Self-administrable inserts demonstrate high efficacy as topical on-demand pre- and post-exposure prophylaxis in macaques
Thanks to several key collaborations, researchers at CONRAD have achieved an important research and development milestone in the fight against HIV with an on-demand topical delivery system that significantly reduces the risk of becoming infected. An insert combining the potent antivirals tenofovir alafenamide and elvitegravir that may be used both vaginally or rectally has shown preclinical proof-of-concept with high efficacy against HIV in preclinical macaque models. The insert has also been tested in Phase I clinical trials, both vaginally, and rectally, with excellent results. This novel insert is a promising new HIV and genital herpes prevention method, all in a package that is ultimately meant to be discreet, portable, affordable, and which can be easily self-administered on demand.
On-demand topicals fill a critical gap in available products for PrEP users that might prefer occasional, infrequent product use over daily regimens or long-acting options due to specific lifestyles and patterns of sexual activity. The tenofovir alafenamide/elvitegravir insert will address this unmet need with a product that may be used either vaginally or rectally, either before sex or after as a “morning after” post-exposure prophylaxis. Tenofovir alafenamide and elvitegravir are both very potent antivirals that are parts of FDA-approved regimens for HIV treatment and/or prevention, with extensive preclinical and clinical data available.
The product development work thus far has mostly been funded by PEPFAR through cooperative agreements between USAID and CONRAD/Eastern Virginia Medical School. In collaboration with CONRAD, Gilead Sciences, Inc. has provided the tenofovir and elvitegravir drug substances to support the development of this product. Combining both of these drugs into a single on-demand topical delivery system yields a flexible product with high efficacy, able to both block HIV virus from replicating and from integrating into the DNA of a host cell. These continuing advancements are supported by ongoing partnerships with the Microbicide Trial Network (NIH/NIAID/DAIDS), Magee-Womens Research Institute, the University of Pittsburgh, The University of Alabama at Birmingham, the Statistical Center for HIV/AIDS Research and Prevention, FHI 360, and MATRIX, a program funded by USAID’s Office of HIV/AIDS..
TAF/EVG fast-dissolving inserts developed by CONRAD for on-demand HIV prevention were demonstrated safe and well-tolerated in the Phase I MTN-039 study, the results of which were presented at this year’s Conference for Retroviruses and Opportunistic Infections in Seattle:
The MTN-039 study was supported by the National Institute of Allergy and Infectious Diseases with co-funding from the Eunice Kennedy Shriver National Institute of Child Health and Human Development and the National Institute of Mental Health of the U.S. National Institutes of Health.
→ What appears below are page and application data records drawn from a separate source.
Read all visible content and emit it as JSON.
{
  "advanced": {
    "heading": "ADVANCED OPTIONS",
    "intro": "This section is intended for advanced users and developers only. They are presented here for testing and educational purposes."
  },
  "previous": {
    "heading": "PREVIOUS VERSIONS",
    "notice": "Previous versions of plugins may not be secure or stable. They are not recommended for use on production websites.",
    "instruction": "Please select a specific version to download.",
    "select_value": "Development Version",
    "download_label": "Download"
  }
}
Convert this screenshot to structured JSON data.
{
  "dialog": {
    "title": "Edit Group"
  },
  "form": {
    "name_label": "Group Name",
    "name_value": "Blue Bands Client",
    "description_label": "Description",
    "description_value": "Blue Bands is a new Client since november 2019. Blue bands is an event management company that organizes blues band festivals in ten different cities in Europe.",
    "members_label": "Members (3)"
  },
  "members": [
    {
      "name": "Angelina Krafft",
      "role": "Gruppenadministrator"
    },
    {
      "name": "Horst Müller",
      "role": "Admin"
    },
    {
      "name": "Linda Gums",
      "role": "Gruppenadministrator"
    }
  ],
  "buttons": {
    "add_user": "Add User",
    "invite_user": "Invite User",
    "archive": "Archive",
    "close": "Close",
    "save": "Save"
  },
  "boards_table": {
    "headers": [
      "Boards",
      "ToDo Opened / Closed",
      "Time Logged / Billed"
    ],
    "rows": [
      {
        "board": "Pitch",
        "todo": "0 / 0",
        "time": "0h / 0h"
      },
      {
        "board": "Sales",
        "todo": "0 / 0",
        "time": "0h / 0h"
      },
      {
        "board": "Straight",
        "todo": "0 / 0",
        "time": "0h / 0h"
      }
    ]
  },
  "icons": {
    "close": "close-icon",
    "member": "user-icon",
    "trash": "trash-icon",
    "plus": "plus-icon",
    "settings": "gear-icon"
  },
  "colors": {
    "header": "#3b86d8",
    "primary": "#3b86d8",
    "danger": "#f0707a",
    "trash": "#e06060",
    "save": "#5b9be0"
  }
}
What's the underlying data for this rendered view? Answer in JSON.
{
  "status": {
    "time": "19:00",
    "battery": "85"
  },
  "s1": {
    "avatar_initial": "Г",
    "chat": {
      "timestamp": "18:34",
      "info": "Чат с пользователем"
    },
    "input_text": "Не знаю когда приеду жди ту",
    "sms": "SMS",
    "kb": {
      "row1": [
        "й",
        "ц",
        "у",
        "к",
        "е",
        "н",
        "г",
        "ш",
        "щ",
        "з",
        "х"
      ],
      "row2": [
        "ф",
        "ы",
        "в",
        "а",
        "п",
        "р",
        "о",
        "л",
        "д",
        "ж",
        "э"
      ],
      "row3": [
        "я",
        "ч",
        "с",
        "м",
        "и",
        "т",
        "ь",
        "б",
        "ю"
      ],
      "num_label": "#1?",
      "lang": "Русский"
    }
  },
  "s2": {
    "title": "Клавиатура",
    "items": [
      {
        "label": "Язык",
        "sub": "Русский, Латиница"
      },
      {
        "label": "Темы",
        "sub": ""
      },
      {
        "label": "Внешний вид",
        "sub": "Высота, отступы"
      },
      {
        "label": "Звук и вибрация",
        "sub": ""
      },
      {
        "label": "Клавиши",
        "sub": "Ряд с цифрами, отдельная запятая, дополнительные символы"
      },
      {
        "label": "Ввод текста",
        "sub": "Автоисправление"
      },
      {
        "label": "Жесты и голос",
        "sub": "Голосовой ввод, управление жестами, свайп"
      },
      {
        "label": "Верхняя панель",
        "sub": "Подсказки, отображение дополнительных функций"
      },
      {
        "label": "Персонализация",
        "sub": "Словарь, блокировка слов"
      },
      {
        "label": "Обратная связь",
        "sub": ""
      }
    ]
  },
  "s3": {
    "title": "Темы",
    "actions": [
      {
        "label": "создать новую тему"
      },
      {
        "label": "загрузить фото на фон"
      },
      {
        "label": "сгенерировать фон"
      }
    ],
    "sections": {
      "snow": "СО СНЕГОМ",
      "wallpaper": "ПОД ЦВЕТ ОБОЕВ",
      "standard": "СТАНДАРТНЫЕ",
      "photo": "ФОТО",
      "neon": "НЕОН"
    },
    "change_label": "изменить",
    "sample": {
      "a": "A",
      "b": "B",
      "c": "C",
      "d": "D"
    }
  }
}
Recently published clinical research from CONRAD’s own Phase I Study of the TAF/EVG inserts found them to be safe, acceptable, and satisfying PK/PD benchmarks for extended mucosal protection against HIV-1 and HSV-2:
These results showcase the promise of this high-efficacy insert with dual modalities for vaginal or rectal use as a topical on-demand option for HIV and HSV prevention. Already self-administrable before or after sex in a way that may better align with the differing needs of HIV prevention users compared to other existing products, the inserts have already completed first-in-human clinical trials in men and women using a single dose vaginally or single or double dose rectally. A planned clinical study MATRIX-001, a multi-vaginal-dose Phase I safety/PK/PD study to evaluate the urogenital and systemic safety of the TAF/EVG insert, will be conducted at the EVMS Clinical Research Center (US), CAPRISA (SA), and KEMRI (Kenya).
Product development and main studies were made possible by the generous support of the American people through the United States Agency for International Development (USAID). The contents are the responsibility of CONRAD and do not necessarily reflect the views of USAID or the United States Government.